Check out PEAT’s takeaways from a recent workshop hosted by the World Wide Web Consortium (W3C) that explored strategies for aligning XR platforms with inclusive design principles.
This article will demystify some of the technical standards that apply to accessibility and explain how they differ from laws and regulations.
If you don’t already have executive buy-in for your commitment to accessibility and usability, it’s time to make the case to the powers that be—whether they are top leaders in your organization, your chief information officer (CIO), or the head of procurement.
After scanning the marketplace for potential vendors who understand accessibility, you’ll be ready to dig deeper and connect with candidates.
By weaving accessibility requirements throughout the RFP, you’ll demonstrate to the vendor that you take it seriously and are truly invested in providing accessible products/services to your users.
The EEOC's April 2016 Notice of Proposed Rulemaking regarding its proposed updates to Section 501 includes many implications related to accessible technology and employment.
The March 2014 update to Section 503 of the Rehabilitation Act provides federal contractors with clear guidelines and goals for measuring the success of their efforts to meet these requirements to actively recruit, retain, and advance qualified individuals with disabilities.
Here's what you need to know about the U.S. Access Board's long-awaited update to the federal regulations covering the accessibility of ICT and telecommunications products and services.
This guide helps American Job Centers ensure that their websites, online systems and courses, and applications are accessible to and usable by individuals with disabilities, as required by the 2014 Workforce Innovation and Opportunity Act (WIOA).
More and more employers are using social media platforms like Facebook, LinkedIn, and Twitter to advertise job postings and promote their companies, while job seekers are using them to network, learn about career opportunities, and apply for jobs online. But not all social media content is accessible to all people, which limits the reach and effectiveness of these platforms.
Accessibility matters to people with all kinds of disabilities—not just those with vision and hearing impairments. That means individuals with intellectual and learning disabilities, cognitive issues, traumatic brain injuries, and other disabilities, all of which can make using the Internet more challenging.
In today's race for talent, more and more employers and human resources (HR) professionals are turning to mobile apps to power their online job applications.
BYOD stands for "Bring Your Own Device," and it's an increasingly popular policy and practice in many of today's workplaces. BYOD offers some accessibility advantages for both employers and technology users—but there are also some unique challenges.
With proper planning and consideration, you can ensure that all job seekers are able to access and experience your recruiting videos, webcasts and live events.
This article provides tips on accessible technology training—from basic disability awareness for all employees, to highly specialized technical training for software and application developers.
So you are interested in ensuring that your eRecruiting systems are accessible. You understand that this will widen your candidate pool and ensure you get the very best applicants for each position. So now what? We at Forum One have thought long and hard about this topic and want to share what we have learned.

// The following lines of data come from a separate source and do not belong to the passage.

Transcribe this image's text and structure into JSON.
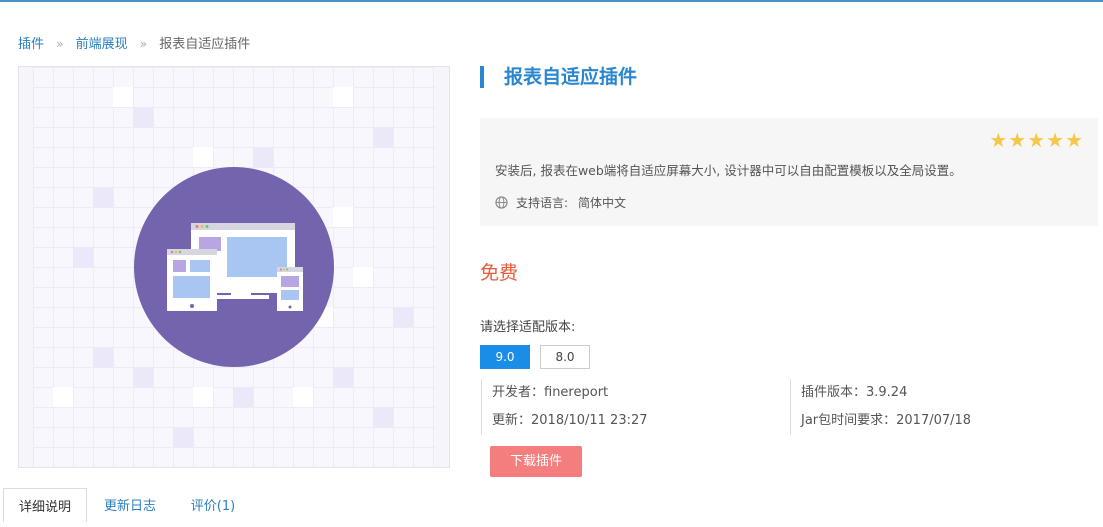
{
  "breadcrumb": {
    "items": [
      "插件",
      "前端展现",
      "报表自适应插件"
    ],
    "separator": "»"
  },
  "plugin": {
    "title": "报表自适应插件",
    "rating_stars": 5,
    "stars_text": "★★★★★",
    "description": "安装后, 报表在web端将自适应屏幕大小, 设计器中可以自由配置模板以及全局设置。",
    "language_label": "支持语言:",
    "language_value": "简体中文",
    "price": "免费"
  },
  "version": {
    "label": "请选择适配版本:",
    "options": [
      "9.0",
      "8.0"
    ],
    "selected": "9.0"
  },
  "meta": {
    "developer": "开发者：finereport",
    "updated": "更新：2018/10/11 23:27",
    "plugin_version": "插件版本：3.9.24",
    "jar_requirement": "Jar包时间要求：2017/07/18"
  },
  "download_label": "下载插件",
  "tabs": [
    "详细说明",
    "更新日志",
    "评价(1)"
  ],
  "colors": {
    "accent": "#2a86cf",
    "price": "#e95b3a",
    "download": "#f47e7e",
    "version_active": "#1a8de6",
    "illustration": "#7464ae",
    "star": "#f5c84c"
  }
}
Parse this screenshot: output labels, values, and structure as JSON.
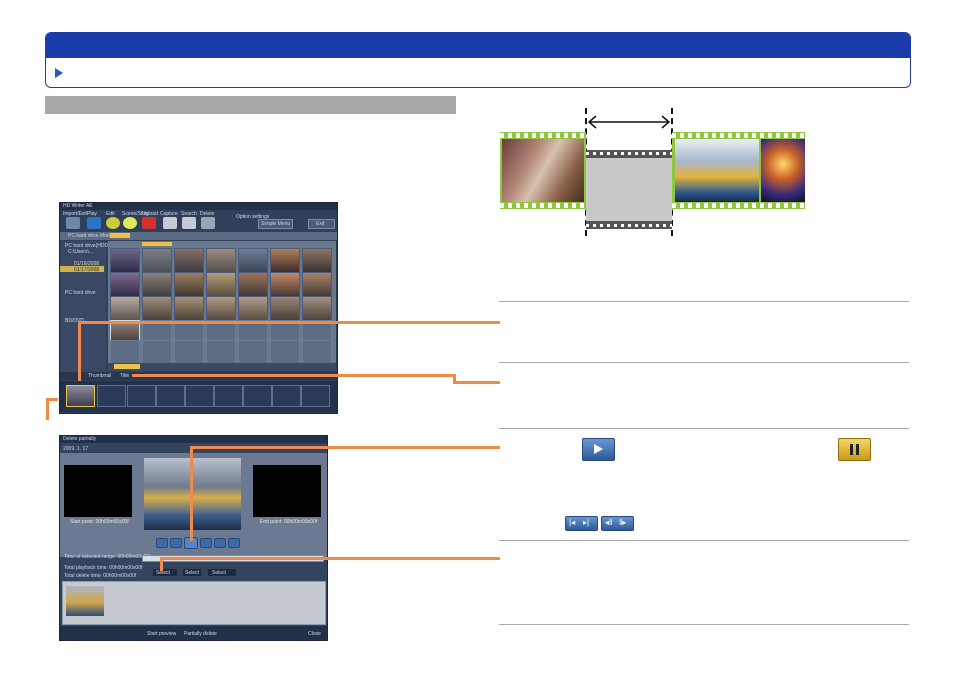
{
  "window1": {
    "title": "HD Writer AE",
    "toolbar": [
      "Import/Exit",
      "Play",
      "Edit",
      "Scene/Story",
      "Upload",
      "Capture",
      "Search",
      "Delete"
    ],
    "right_labels": [
      "Option settings",
      "Simple Menu",
      "Exit"
    ],
    "mode_label": "PC hard drive Mode",
    "folders": [
      "PC hard drive(HDD)",
      "C:\\Users\\...",
      "01/16/2008",
      "01/16/2009",
      "01/17/2008",
      "PC hard drive",
      "BD/DVD"
    ],
    "thumb_caption": "0:00:13",
    "bottom_labels": [
      "Thumbnail",
      "Title",
      "Details",
      "List",
      "Total"
    ],
    "filmstrip_label": "Playlist"
  },
  "window2": {
    "title": "Delete partially",
    "date": "2009. 1. 17",
    "start_label": "Start point: 00h00m00s00f",
    "end_label": "End point: 00h00m00s00f",
    "range_label": "Time of selected range: 00h00m00s00f",
    "total_playback": "Total playback time: 00h00m00s00f",
    "total_delete": "Total delete time: 00h00m00s00f",
    "btn_prev": "Select",
    "btn_select": "Select",
    "btn_next": "Select",
    "footer_left": "Start preview",
    "footer_mid": "Partially delete",
    "footer_close": "Close"
  }
}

Digital interviews have the potential to be a wonderfully accessible option, since the applicant can interview from surroundings already customized to their needs, but there can often be accessibility-related challenges that can impact the fairness and inclusiveness of digital interviews.
Once developed, a solid, comprehensive business case can serve as an important tool in justifying your company's accessibility initiative and communicating about it, both internally and externally.
PEAT recently joined a U.S. Senate staff briefing to provide concrete ideas for how to improve the accessibility of their websites and digital tools for visitors and employees.